Billboard said the song, the first from a new Spears album due for release in December, jumped from No.96 to No.1 in the past week and returned Spears to the top of the list for the first time since her 1999 debut single “Baby One More Time.”
“Womanizer” is also No. 1 on iTunes charts in Canada, France, Spain and Sweden, Spears’ record company Jive said.
Billboard said the unprecedented leap of “Womanizer” was spurred by first-week download sales of 286,000, the biggest opening week tally by a female artist since Nielsen SoundScan began tracking digital downloads in 2003.
The charts were released as expectations rose that Spears would start a tour in early 2009 — her first since 2004 — to support the new album “Circus” to be released on December 2.
Spears, 26, looking recently more like her old pop princess self, told a New York radio station last month that she planned to tour around the world next year but gave no details.
Jive declined to comment on a Billboard story about a tour next spring.
Last year, Spears performed a handful of club shows in southern California but did not go on the road to promote her last album “Blackout,” which had a good chart debut in November 2007 but faded quickly.
Spears has been on the mend this year after making headlines for shaving her head, attacking paparazzi with an umbrella, losing custody of her two sons and two admissions to psychiatric hospital units.
Her father took control of her business affairs in February and, in September, Spears won three awards for her 2007 song “Piece of Me” at the MTV video music awards.
She plans to set the record straight about her highly public meltdown in a 90-minute documentary to be aired on MTV on November 30.
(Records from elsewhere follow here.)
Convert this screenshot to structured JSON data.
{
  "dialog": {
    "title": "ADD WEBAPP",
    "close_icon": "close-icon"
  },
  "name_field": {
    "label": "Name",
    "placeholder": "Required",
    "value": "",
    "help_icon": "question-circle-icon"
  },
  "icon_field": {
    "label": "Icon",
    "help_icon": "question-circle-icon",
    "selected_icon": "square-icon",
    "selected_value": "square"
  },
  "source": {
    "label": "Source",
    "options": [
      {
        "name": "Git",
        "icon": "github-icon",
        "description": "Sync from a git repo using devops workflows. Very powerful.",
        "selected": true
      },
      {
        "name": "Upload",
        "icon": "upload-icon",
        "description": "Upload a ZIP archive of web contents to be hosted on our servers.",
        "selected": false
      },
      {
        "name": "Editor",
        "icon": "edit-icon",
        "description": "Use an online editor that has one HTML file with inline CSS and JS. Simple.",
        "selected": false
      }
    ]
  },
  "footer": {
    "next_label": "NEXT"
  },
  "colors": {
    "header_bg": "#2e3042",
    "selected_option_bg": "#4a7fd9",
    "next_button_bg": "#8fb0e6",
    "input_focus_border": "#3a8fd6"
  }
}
Before her life spiraled out of control, Spears was one of the best-selling international artists of the last decade with sales of more than 62 million albums.
Editing by John O'Callaghan